> Task item
To complete this task, print all the data below exactly but leave out the images.

Exercise data below:

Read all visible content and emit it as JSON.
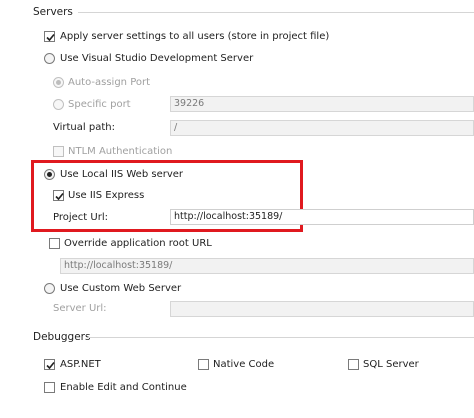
{
  "servers": {
    "title": "Servers",
    "apply_settings_label": "Apply server settings to all users (store in project file)",
    "use_vs_dev_server_label": "Use Visual Studio Development Server",
    "auto_assign_port_label": "Auto-assign Port",
    "specific_port_label": "Specific port",
    "specific_port_value": "39226",
    "virtual_path_label": "Virtual path:",
    "virtual_path_value": "/",
    "ntlm_auth_label": "NTLM Authentication",
    "use_local_iis_label": "Use Local IIS Web server",
    "use_iis_express_label": "Use IIS Express",
    "project_url_label": "Project Url:",
    "project_url_value": "http://localhost:35189/",
    "override_root_label": "Override application root URL",
    "override_root_value": "http://localhost:35189/",
    "use_custom_server_label": "Use Custom Web Server",
    "server_url_label": "Server Url:",
    "server_url_value": ""
  },
  "debuggers": {
    "title": "Debuggers",
    "aspnet_label": "ASP.NET",
    "native_code_label": "Native Code",
    "sql_server_label": "SQL Server",
    "edit_continue_label": "Enable Edit and Continue"
  }
}
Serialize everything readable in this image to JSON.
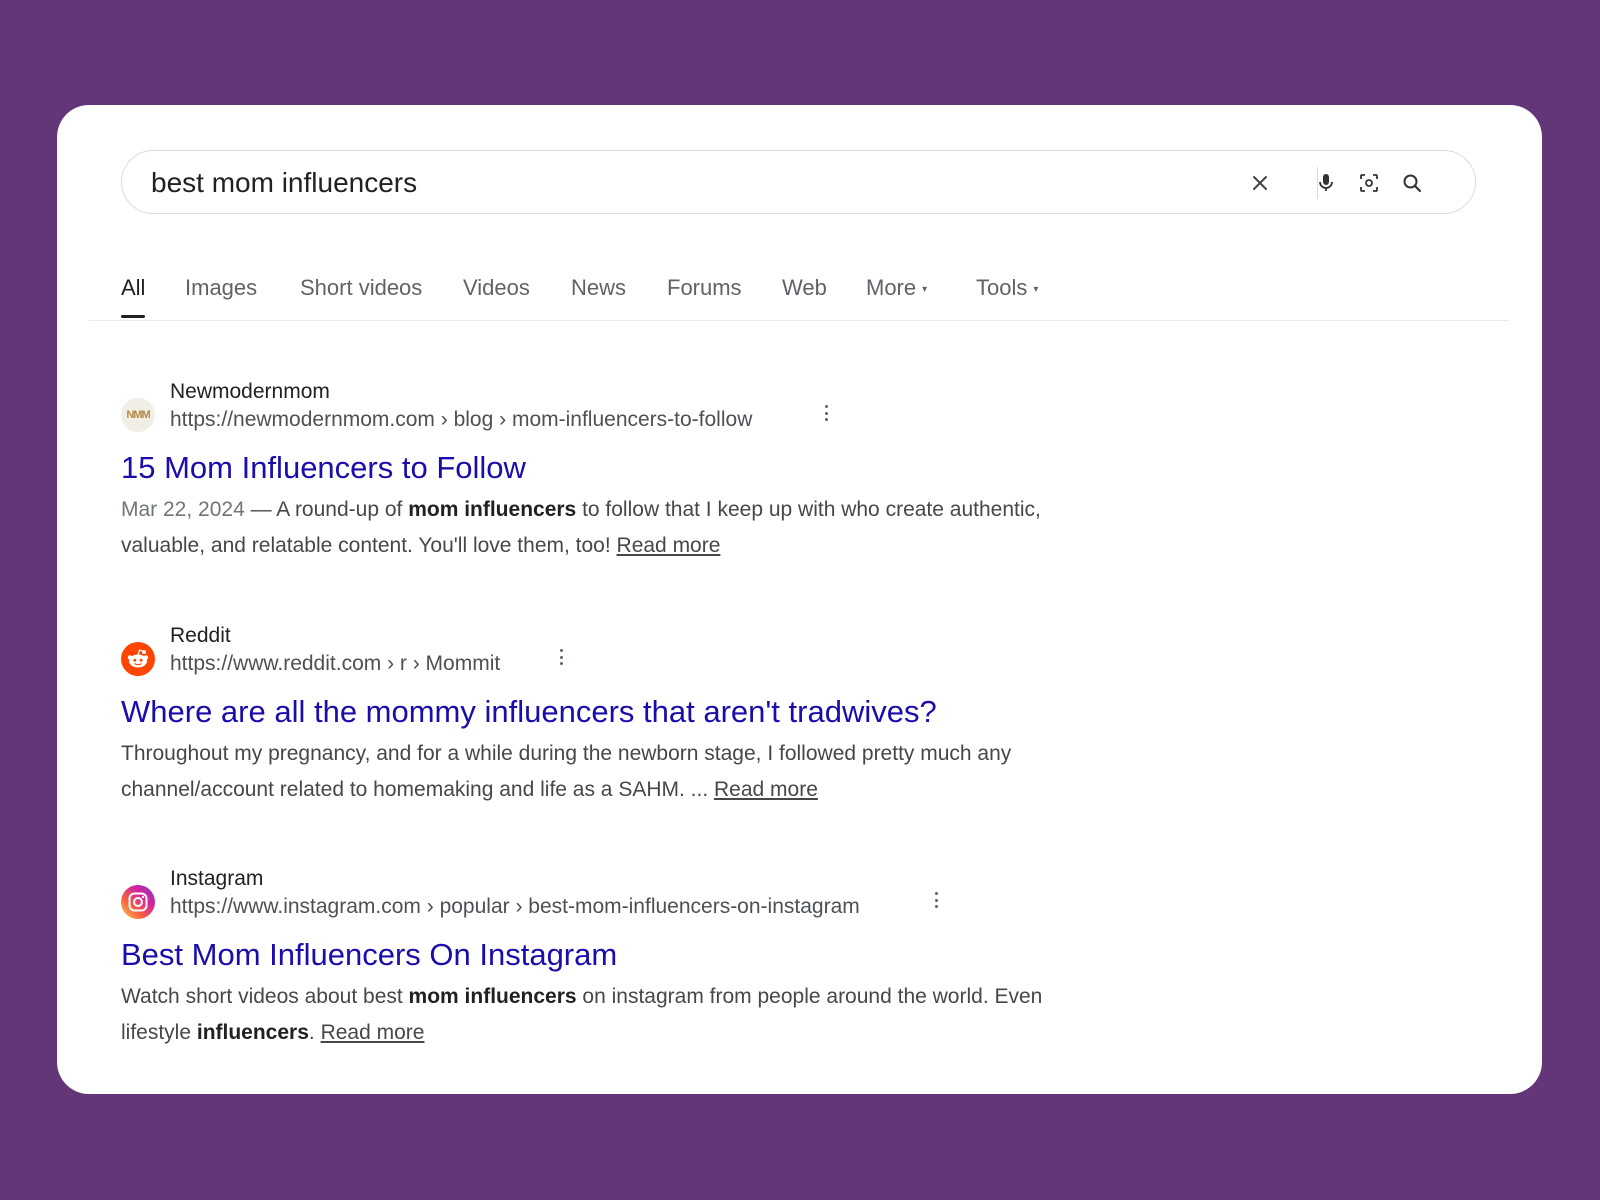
{
  "search": {
    "query": "best mom influencers",
    "icons": [
      "close-icon",
      "microphone-icon",
      "lens-icon",
      "search-icon"
    ]
  },
  "tabs": [
    {
      "label": "All",
      "active": true
    },
    {
      "label": "Images"
    },
    {
      "label": "Short videos"
    },
    {
      "label": "Videos"
    },
    {
      "label": "News"
    },
    {
      "label": "Forums"
    },
    {
      "label": "Web"
    },
    {
      "label": "More",
      "dropdown": true
    },
    {
      "label": "Tools",
      "dropdown": true
    }
  ],
  "results": [
    {
      "site_name": "Newmodernmom",
      "favicon_text": "NMM",
      "url": "https://newmodernmom.com › blog › mom-influencers-to-follow",
      "title": "15 Mom Influencers to Follow",
      "date": "Mar 22, 2024",
      "snippet_parts": [
        " — A round-up of ",
        "mom influencers",
        " to follow that I keep up with who create authentic, valuable, and relatable content. You'll love them, too! "
      ],
      "read_more": "Read more"
    },
    {
      "site_name": "Reddit",
      "url": "https://www.reddit.com › r › Mommit",
      "title": "Where are all the mommy influencers that aren't tradwives?",
      "snippet_parts": [
        "Throughout my pregnancy, and for a while during the newborn stage, I followed pretty much any channel/account related to homemaking and life as a SAHM. ... "
      ],
      "read_more": "Read more"
    },
    {
      "site_name": "Instagram",
      "url": "https://www.instagram.com › popular › best-mom-influencers-on-instagram",
      "title": "Best Mom Influencers On Instagram",
      "snippet_parts": [
        "Watch short videos about best ",
        "mom influencers",
        " on instagram from people around the world. Even lifestyle ",
        "influencers",
        ". "
      ],
      "read_more": "Read more"
    }
  ],
  "colors": {
    "background": "#633677",
    "link": "#1a0dab",
    "reddit": "#ff4500"
  }
}
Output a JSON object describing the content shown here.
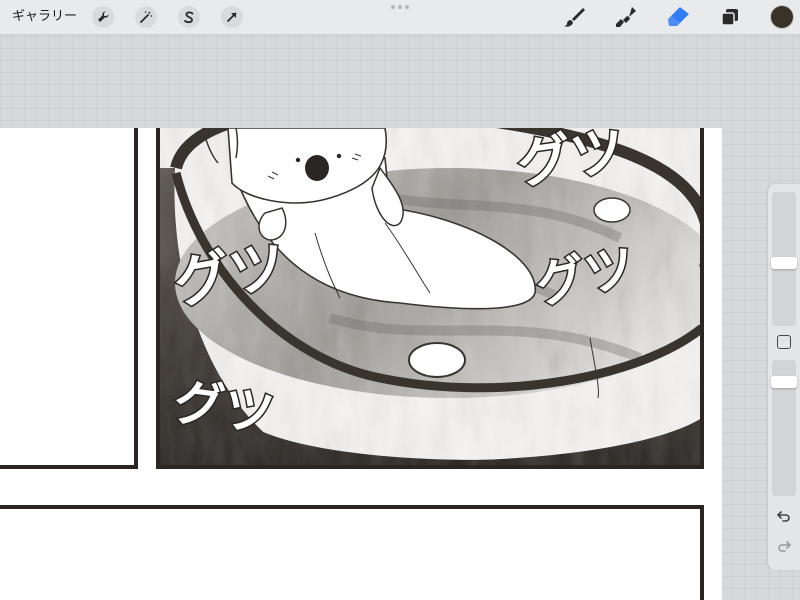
{
  "toolbar": {
    "gallery_label": "ギャラリー",
    "left_tools": [
      "wrench-icon",
      "magic-wand-icon",
      "selection-icon",
      "transform-arrow-icon"
    ],
    "right_tools": [
      "brush-icon",
      "smudge-icon",
      "eraser-icon",
      "layers-icon"
    ],
    "active_tool": "eraser-icon",
    "active_color": "#3a3128",
    "accent": "#2f7df6"
  },
  "canvas": {
    "sfx_1": "グツ",
    "sfx_2": "グツ",
    "sfx_3": "グツ",
    "sfx_4": "グツ"
  },
  "sidebar": {
    "brush_size": 0.47,
    "opacity": 0.87
  }
}
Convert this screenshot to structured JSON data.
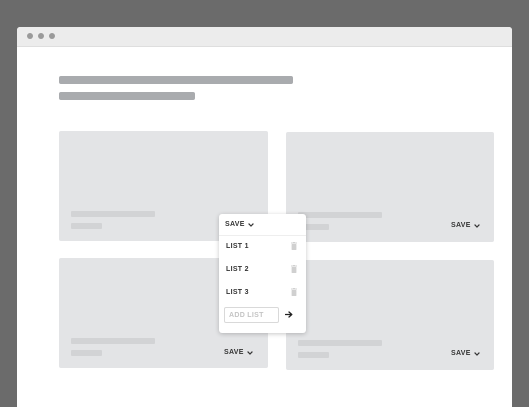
{
  "window": {
    "controls": [
      "close-dot",
      "minimize-dot",
      "maximize-dot"
    ]
  },
  "cards": [
    {
      "save_label": "SAVE"
    },
    {
      "save_label": "SAVE"
    },
    {
      "save_label": "SAVE"
    },
    {
      "save_label": "SAVE"
    }
  ],
  "save_menu": {
    "save_label": "SAVE",
    "lists": [
      {
        "label": "LIST 1"
      },
      {
        "label": "LIST 2"
      },
      {
        "label": "LIST 3"
      }
    ],
    "add_placeholder": "ADD LIST",
    "add_value": ""
  }
}
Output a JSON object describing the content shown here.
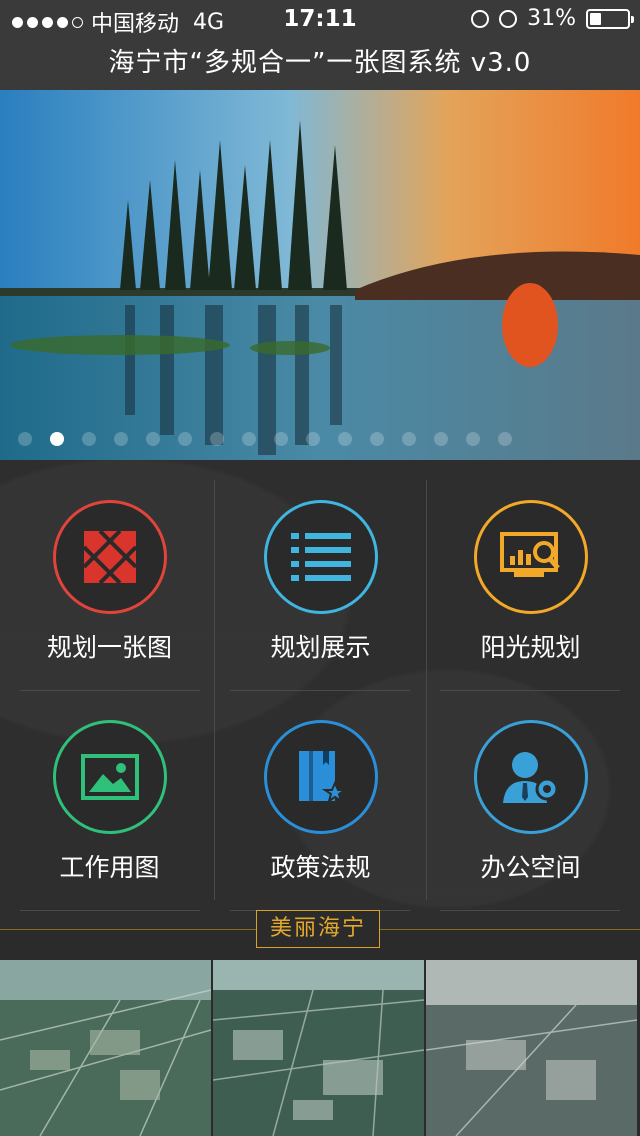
{
  "status": {
    "carrier": "中国移动",
    "network": "4G",
    "time": "17:11",
    "battery": "31%",
    "battery_level": 0.31
  },
  "header": {
    "title": "海宁市“多规合一”一张图系统 v3.0"
  },
  "banner": {
    "page_count": 16,
    "active_index": 1
  },
  "menu": {
    "items": [
      {
        "label": "规划一张图",
        "icon": "map-grid-icon",
        "color": "#e0443a"
      },
      {
        "label": "规划展示",
        "icon": "list-icon",
        "color": "#3fb5e0"
      },
      {
        "label": "阳光规划",
        "icon": "monitor-search-icon",
        "color": "#f2a92a"
      },
      {
        "label": "工作用图",
        "icon": "image-icon",
        "color": "#2fc07a"
      },
      {
        "label": "政策法规",
        "icon": "book-star-icon",
        "color": "#2a8fd8"
      },
      {
        "label": "办公空间",
        "icon": "user-gear-icon",
        "color": "#3aa0d8"
      }
    ]
  },
  "section": {
    "title": "美丽海宁"
  },
  "colors": {
    "accent": "#e6a82a",
    "background": "#2b2b2b"
  }
}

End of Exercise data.

> Task response
Read all visible content and emit it as JSON.
{
  "servers": {
    "title": "Servers",
    "apply_settings_label": "Apply server settings to all users (store in project file)",
    "use_vs_dev_server_label": "Use Visual Studio Development Server",
    "auto_assign_port_label": "Auto-assign Port",
    "specific_port_label": "Specific port",
    "specific_port_value": "39226",
    "virtual_path_label": "Virtual path:",
    "virtual_path_value": "/",
    "ntlm_auth_label": "NTLM Authentication",
    "use_local_iis_label": "Use Local IIS Web server",
    "use_iis_express_label": "Use IIS Express",
    "project_url_label": "Project Url:",
    "project_url_value": "http://localhost:35189/",
    "override_root_label": "Override application root URL",
    "override_root_value": "http://localhost:35189/",
    "use_custom_server_label": "Use Custom Web Server",
    "server_url_label": "Server Url:",
    "server_url_value": ""
  },
  "debuggers": {
    "title": "Debuggers",
    "aspnet_label": "ASP.NET",
    "native_code_label": "Native Code",
    "sql_server_label": "SQL Server",
    "edit_continue_label": "Enable Edit and Continue"
  }
}
Serialize everything readable in this image to JSON.
{
  "search": {
    "query": "best mom influencers",
    "icons": [
      "close-icon",
      "microphone-icon",
      "lens-icon",
      "search-icon"
    ]
  },
  "tabs": [
    {
      "label": "All",
      "active": true
    },
    {
      "label": "Images"
    },
    {
      "label": "Short videos"
    },
    {
      "label": "Videos"
    },
    {
      "label": "News"
    },
    {
      "label": "Forums"
    },
    {
      "label": "Web"
    },
    {
      "label": "More",
      "dropdown": true
    },
    {
      "label": "Tools",
      "dropdown": true
    }
  ],
  "results": [
    {
      "site_name": "Newmodernmom",
      "favicon_text": "NMM",
      "url": "https://newmodernmom.com › blog › mom-influencers-to-follow",
      "title": "15 Mom Influencers to Follow",
      "date": "Mar 22, 2024",
      "snippet_parts": [
        " — A round-up of ",
        "mom influencers",
        " to follow that I keep up with who create authentic, valuable, and relatable content. You'll love them, too! "
      ],
      "read_more": "Read more"
    },
    {
      "site_name": "Reddit",
      "url": "https://www.reddit.com › r › Mommit",
      "title": "Where are all the mommy influencers that aren't tradwives?",
      "snippet_parts": [
        "Throughout my pregnancy, and for a while during the newborn stage, I followed pretty much any channel/account related to homemaking and life as a SAHM. ... "
      ],
      "read_more": "Read more"
    },
    {
      "site_name": "Instagram",
      "url": "https://www.instagram.com › popular › best-mom-influencers-on-instagram",
      "title": "Best Mom Influencers On Instagram",
      "snippet_parts": [
        "Watch short videos about best ",
        "mom influencers",
        " on instagram from people around the world. Even lifestyle ",
        "influencers",
        ". "
      ],
      "read_more": "Read more"
    }
  ],
  "colors": {
    "background": "#633677",
    "link": "#1a0dab",
    "reddit": "#ff4500"
  }
}
Output a JSON object describing the content shown here.
{
  "toolbar": {
    "gallery_label": "ギャラリー",
    "left_tools": [
      "wrench-icon",
      "magic-wand-icon",
      "selection-icon",
      "transform-arrow-icon"
    ],
    "right_tools": [
      "brush-icon",
      "smudge-icon",
      "eraser-icon",
      "layers-icon"
    ],
    "active_tool": "eraser-icon",
    "active_color": "#3a3128",
    "accent": "#2f7df6"
  },
  "canvas": {
    "sfx_1": "グツ",
    "sfx_2": "グツ",
    "sfx_3": "グツ",
    "sfx_4": "グツ"
  },
  "sidebar": {
    "brush_size": 0.47,
    "opacity": 0.87
  }
}
Convert this screenshot to structured JSON data.
{
  "window": {
    "controls": [
      "close-dot",
      "minimize-dot",
      "maximize-dot"
    ]
  },
  "cards": [
    {
      "save_label": "SAVE"
    },
    {
      "save_label": "SAVE"
    },
    {
      "save_label": "SAVE"
    },
    {
      "save_label": "SAVE"
    }
  ],
  "save_menu": {
    "save_label": "SAVE",
    "lists": [
      {
        "label": "LIST 1"
      },
      {
        "label": "LIST 2"
      },
      {
        "label": "LIST 3"
      }
    ],
    "add_placeholder": "ADD LIST",
    "add_value": ""
  }
}
Output a JSON object describing the content shown here.
{
  "status": {
    "carrier": "中国移动",
    "network": "4G",
    "time": "17:11",
    "battery": "31%",
    "battery_level": 0.31
  },
  "header": {
    "title": "海宁市“多规合一”一张图系统 v3.0"
  },
  "banner": {
    "page_count": 16,
    "active_index": 1
  },
  "menu": {
    "items": [
      {
        "label": "规划一张图",
        "icon": "map-grid-icon",
        "color": "#e0443a"
      },
      {
        "label": "规划展示",
        "icon": "list-icon",
        "color": "#3fb5e0"
      },
      {
        "label": "阳光规划",
        "icon": "monitor-search-icon",
        "color": "#f2a92a"
      },
      {
        "label": "工作用图",
        "icon": "image-icon",
        "color": "#2fc07a"
      },
      {
        "label": "政策法规",
        "icon": "book-star-icon",
        "color": "#2a8fd8"
      },
      {
        "label": "办公空间",
        "icon": "user-gear-icon",
        "color": "#3aa0d8"
      }
    ]
  },
  "section": {
    "title": "美丽海宁"
  },
  "colors": {
    "accent": "#e6a82a",
    "background": "#2b2b2b"
  }
}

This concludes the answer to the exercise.